WHAT YOU SHOULD DO: Your answer should be the lines of the data below that contain "JSON".
------------------------------
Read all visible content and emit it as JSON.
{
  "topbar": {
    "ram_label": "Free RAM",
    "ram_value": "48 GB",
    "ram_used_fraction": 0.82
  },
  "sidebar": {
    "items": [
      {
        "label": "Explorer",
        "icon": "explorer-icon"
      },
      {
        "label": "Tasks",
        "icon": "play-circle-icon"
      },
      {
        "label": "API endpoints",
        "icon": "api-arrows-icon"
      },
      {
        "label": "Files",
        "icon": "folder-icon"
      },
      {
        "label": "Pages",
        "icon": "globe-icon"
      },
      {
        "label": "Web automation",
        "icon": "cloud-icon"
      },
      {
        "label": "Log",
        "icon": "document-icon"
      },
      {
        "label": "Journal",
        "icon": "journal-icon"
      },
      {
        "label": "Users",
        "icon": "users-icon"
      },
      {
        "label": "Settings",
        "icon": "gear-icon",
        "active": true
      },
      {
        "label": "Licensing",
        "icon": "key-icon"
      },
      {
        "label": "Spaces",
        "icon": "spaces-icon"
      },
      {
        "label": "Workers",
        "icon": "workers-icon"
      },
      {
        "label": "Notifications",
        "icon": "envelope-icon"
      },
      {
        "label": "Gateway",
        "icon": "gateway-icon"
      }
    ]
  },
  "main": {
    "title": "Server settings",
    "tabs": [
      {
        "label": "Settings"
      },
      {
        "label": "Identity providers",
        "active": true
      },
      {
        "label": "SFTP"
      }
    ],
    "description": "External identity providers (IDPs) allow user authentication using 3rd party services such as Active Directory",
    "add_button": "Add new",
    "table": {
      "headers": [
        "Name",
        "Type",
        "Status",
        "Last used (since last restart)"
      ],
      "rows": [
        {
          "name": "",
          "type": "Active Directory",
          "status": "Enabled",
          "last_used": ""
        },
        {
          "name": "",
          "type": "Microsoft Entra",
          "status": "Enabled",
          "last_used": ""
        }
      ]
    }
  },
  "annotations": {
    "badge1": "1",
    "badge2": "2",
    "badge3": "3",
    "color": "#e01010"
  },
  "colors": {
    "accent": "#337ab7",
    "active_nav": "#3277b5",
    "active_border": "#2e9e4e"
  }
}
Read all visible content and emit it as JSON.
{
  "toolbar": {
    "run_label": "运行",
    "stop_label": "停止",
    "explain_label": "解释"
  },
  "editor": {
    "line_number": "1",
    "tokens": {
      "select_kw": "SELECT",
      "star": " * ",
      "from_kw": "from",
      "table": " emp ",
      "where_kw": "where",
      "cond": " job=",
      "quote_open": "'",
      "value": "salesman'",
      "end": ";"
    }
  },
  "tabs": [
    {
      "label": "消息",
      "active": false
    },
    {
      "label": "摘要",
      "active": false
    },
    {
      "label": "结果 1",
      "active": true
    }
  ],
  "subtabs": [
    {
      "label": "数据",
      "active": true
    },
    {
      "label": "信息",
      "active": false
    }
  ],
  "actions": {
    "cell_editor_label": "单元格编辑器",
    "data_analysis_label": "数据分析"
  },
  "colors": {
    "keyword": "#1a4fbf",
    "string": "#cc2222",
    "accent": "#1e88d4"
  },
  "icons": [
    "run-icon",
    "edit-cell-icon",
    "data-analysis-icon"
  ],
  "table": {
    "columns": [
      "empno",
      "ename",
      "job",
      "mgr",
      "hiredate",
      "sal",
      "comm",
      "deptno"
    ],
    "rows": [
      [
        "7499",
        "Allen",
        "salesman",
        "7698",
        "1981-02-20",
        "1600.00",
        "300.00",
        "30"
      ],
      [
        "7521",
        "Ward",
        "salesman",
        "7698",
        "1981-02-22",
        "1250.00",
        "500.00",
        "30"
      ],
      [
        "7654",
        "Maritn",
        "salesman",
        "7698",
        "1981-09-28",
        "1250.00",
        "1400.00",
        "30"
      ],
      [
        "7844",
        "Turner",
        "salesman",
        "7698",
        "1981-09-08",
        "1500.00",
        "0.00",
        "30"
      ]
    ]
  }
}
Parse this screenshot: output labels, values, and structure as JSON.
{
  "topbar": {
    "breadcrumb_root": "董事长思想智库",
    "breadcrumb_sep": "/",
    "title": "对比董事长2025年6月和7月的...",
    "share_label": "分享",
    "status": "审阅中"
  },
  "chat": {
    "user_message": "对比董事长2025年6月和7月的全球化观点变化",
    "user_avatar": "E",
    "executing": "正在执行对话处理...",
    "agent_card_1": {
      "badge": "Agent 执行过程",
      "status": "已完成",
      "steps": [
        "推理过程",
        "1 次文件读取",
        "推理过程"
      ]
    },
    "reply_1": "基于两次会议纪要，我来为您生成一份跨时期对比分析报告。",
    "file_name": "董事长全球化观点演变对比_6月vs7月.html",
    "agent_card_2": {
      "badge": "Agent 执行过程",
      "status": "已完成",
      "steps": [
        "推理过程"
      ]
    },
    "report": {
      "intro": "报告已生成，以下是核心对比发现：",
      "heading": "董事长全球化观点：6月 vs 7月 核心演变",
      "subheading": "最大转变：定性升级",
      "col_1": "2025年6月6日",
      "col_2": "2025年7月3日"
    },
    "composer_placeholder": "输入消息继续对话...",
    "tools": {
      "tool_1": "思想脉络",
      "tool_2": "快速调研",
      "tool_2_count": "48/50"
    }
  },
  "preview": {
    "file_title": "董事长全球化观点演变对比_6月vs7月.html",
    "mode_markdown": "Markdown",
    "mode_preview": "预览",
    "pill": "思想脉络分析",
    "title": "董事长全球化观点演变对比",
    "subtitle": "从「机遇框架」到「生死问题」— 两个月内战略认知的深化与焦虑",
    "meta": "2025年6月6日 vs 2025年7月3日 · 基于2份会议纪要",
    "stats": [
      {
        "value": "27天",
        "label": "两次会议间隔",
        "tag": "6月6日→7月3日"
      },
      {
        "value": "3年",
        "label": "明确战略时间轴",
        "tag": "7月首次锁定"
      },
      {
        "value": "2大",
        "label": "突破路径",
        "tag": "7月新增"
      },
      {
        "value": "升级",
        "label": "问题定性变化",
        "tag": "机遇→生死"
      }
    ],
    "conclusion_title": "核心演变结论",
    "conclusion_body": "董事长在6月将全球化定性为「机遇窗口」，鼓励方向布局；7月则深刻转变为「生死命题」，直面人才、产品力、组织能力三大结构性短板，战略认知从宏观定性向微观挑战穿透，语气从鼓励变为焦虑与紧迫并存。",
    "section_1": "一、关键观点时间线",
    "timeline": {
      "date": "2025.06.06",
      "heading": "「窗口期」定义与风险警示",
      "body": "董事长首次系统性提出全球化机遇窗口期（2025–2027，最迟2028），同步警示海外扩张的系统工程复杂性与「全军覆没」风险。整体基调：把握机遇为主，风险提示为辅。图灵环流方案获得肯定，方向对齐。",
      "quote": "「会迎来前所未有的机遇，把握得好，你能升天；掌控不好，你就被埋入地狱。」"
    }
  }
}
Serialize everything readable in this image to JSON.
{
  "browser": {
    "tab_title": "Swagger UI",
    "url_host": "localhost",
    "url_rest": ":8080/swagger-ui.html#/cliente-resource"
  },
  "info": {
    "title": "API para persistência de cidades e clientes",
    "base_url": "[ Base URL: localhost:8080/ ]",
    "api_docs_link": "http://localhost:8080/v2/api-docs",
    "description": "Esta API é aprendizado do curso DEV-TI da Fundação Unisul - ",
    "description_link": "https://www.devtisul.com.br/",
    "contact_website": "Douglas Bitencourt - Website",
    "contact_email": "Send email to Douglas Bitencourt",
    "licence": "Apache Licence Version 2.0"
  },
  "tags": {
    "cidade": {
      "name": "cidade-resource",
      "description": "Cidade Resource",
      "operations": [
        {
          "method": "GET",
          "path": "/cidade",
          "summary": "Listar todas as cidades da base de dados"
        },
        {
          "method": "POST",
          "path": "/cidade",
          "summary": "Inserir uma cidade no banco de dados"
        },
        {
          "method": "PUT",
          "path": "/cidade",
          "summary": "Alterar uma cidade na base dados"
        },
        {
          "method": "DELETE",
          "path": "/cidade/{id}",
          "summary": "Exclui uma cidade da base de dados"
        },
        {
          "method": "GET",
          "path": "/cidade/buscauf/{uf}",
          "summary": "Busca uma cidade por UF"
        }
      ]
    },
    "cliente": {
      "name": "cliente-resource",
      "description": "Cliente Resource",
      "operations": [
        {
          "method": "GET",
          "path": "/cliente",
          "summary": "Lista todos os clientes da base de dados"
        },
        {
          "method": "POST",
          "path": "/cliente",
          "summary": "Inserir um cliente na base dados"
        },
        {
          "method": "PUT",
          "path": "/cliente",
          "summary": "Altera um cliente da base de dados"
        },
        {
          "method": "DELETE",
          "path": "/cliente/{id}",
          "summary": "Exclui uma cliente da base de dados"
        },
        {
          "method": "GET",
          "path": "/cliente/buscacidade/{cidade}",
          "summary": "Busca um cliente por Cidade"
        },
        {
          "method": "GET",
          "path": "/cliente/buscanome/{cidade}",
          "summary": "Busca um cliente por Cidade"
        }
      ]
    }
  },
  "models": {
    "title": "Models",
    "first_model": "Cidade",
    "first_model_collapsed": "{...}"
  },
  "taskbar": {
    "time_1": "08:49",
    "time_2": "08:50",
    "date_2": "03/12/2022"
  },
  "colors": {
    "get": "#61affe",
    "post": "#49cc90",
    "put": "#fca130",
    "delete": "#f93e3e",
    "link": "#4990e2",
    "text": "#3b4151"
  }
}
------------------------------
FINISHED TASK:
Read all visible content and emit it as JSON.
Read all visible content and emit it as JSON.
Parse this screenshot: output labels, values, and structure as JSON.
Serialize everything readable in this image to JSON.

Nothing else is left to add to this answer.